* [Entries provided]:
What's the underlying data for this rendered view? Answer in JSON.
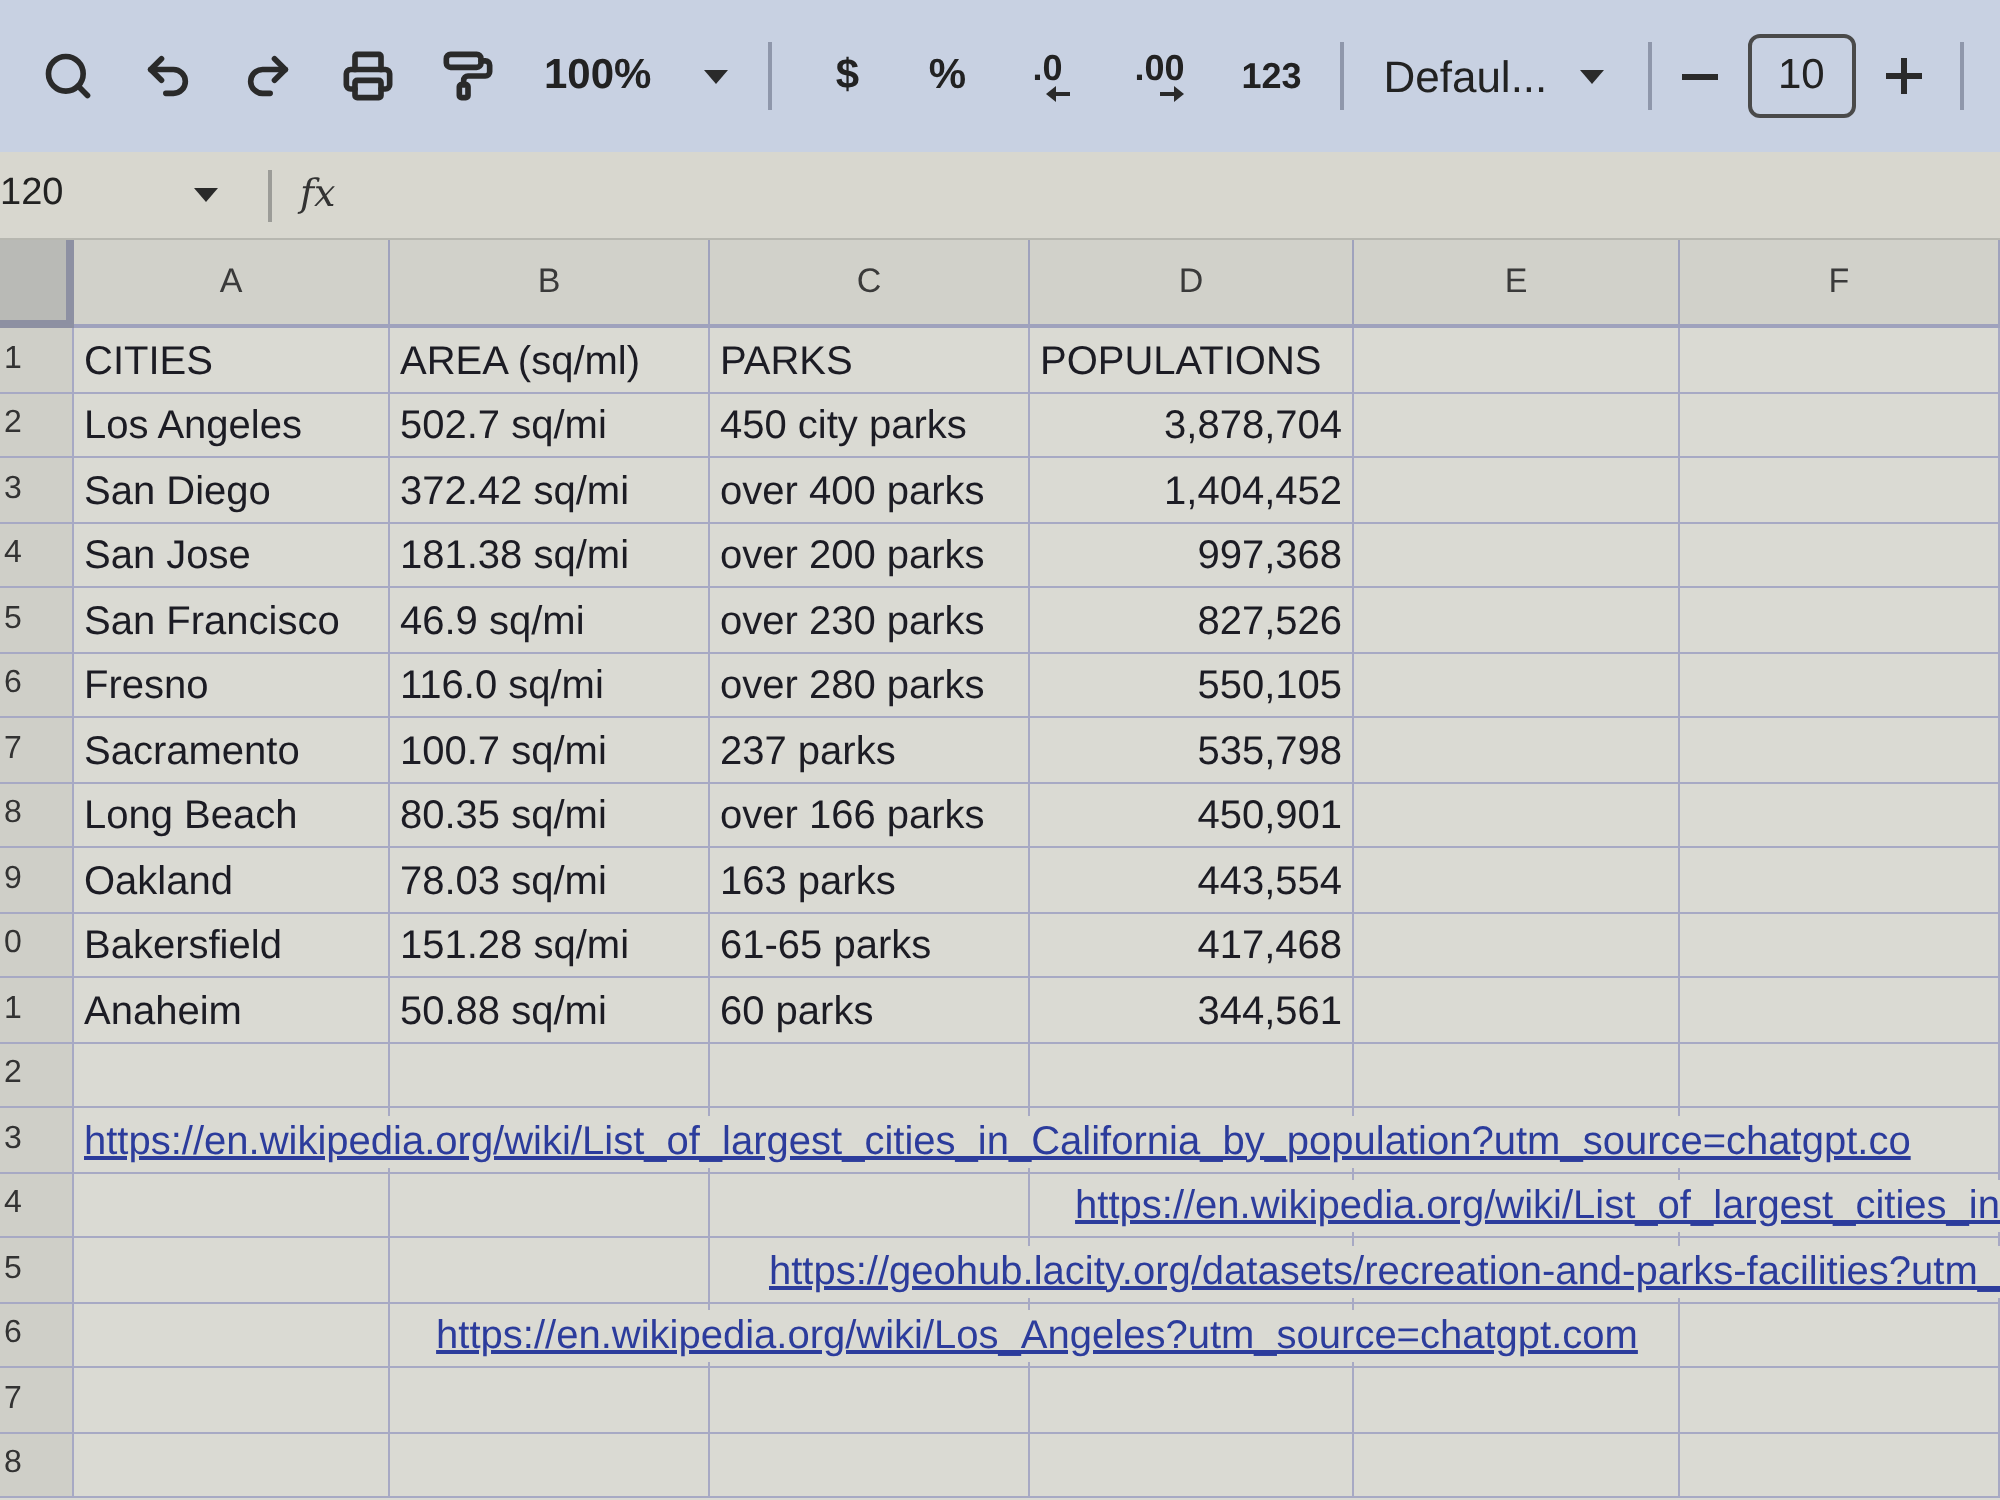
{
  "toolbar": {
    "zoom": "100%",
    "currency": "$",
    "percent": "%",
    "decrease_decimals": ".0",
    "increase_decimals": ".00",
    "number_format": "123",
    "font": "Defaul...",
    "font_size": "10"
  },
  "formula_bar": {
    "cell_reference": "120",
    "function_label": "fx"
  },
  "sheet": {
    "columns": [
      {
        "letter": "A",
        "right_aligned": false
      },
      {
        "letter": "B",
        "right_aligned": false
      },
      {
        "letter": "C",
        "right_aligned": false
      },
      {
        "letter": "D",
        "right_aligned": true
      },
      {
        "letter": "E"
      },
      {
        "letter": "F"
      }
    ],
    "rows": [
      {
        "number": "1",
        "kind": "header",
        "cells": [
          "CITIES",
          "AREA (sq/ml)",
          "PARKS",
          "POPULATIONS"
        ]
      },
      {
        "number": "2",
        "kind": "data",
        "cells": [
          "Los Angeles",
          "502.7 sq/mi",
          "450 city parks",
          "3,878,704"
        ]
      },
      {
        "number": "3",
        "kind": "data",
        "cells": [
          "San Diego",
          "372.42 sq/mi",
          "over 400 parks",
          "1,404,452"
        ]
      },
      {
        "number": "4",
        "kind": "data",
        "cells": [
          "San Jose",
          "181.38 sq/mi",
          "over 200 parks",
          "997,368"
        ]
      },
      {
        "number": "5",
        "kind": "data",
        "cells": [
          "San Francisco",
          "46.9 sq/mi",
          "over 230 parks",
          "827,526"
        ]
      },
      {
        "number": "6",
        "kind": "data",
        "cells": [
          "Fresno",
          "116.0 sq/mi",
          "over 280 parks",
          "550,105"
        ]
      },
      {
        "number": "7",
        "kind": "data",
        "cells": [
          "Sacramento",
          "100.7 sq/mi",
          "237 parks",
          "535,798"
        ]
      },
      {
        "number": "8",
        "kind": "data",
        "cells": [
          "Long Beach",
          "80.35 sq/mi",
          "over 166 parks",
          "450,901"
        ]
      },
      {
        "number": "9",
        "kind": "data",
        "cells": [
          "Oakland",
          "78.03 sq/mi",
          "163 parks",
          "443,554"
        ]
      },
      {
        "number": "0",
        "kind": "data",
        "cells": [
          "Bakersfield",
          "151.28 sq/mi",
          "61-65 parks",
          "417,468"
        ]
      },
      {
        "number": "1",
        "kind": "data",
        "cells": [
          "Anaheim",
          "50.88 sq/mi",
          "60 parks",
          "344,561"
        ]
      },
      {
        "number": "2",
        "kind": "empty"
      },
      {
        "number": "3",
        "kind": "link",
        "right_aligned": false,
        "centered": false,
        "text": "https://en.wikipedia.org/wiki/List_of_largest_cities_in_California_by_population?utm_source=chatgpt.co"
      },
      {
        "number": "4",
        "kind": "link",
        "right_aligned": true,
        "centered": false,
        "text": "https://en.wikipedia.org/wiki/List_of_largest_cities_in"
      },
      {
        "number": "5",
        "kind": "link",
        "right_aligned": true,
        "centered": false,
        "text": "https://geohub.lacity.org/datasets/recreation-and-parks-facilities?utm_"
      },
      {
        "number": "6",
        "kind": "link",
        "right_aligned": false,
        "centered": true,
        "text": "https://en.wikipedia.org/wiki/Los_Angeles?utm_source=chatgpt.com"
      },
      {
        "number": "7",
        "kind": "empty"
      },
      {
        "number": "8",
        "kind": "empty"
      }
    ]
  }
}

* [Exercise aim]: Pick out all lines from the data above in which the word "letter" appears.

* [Answer for this exercise]:
        "letter": "A",
        "letter": "B",
        "letter": "C",
        "letter": "D",
        "letter": "E"
        "letter": "F"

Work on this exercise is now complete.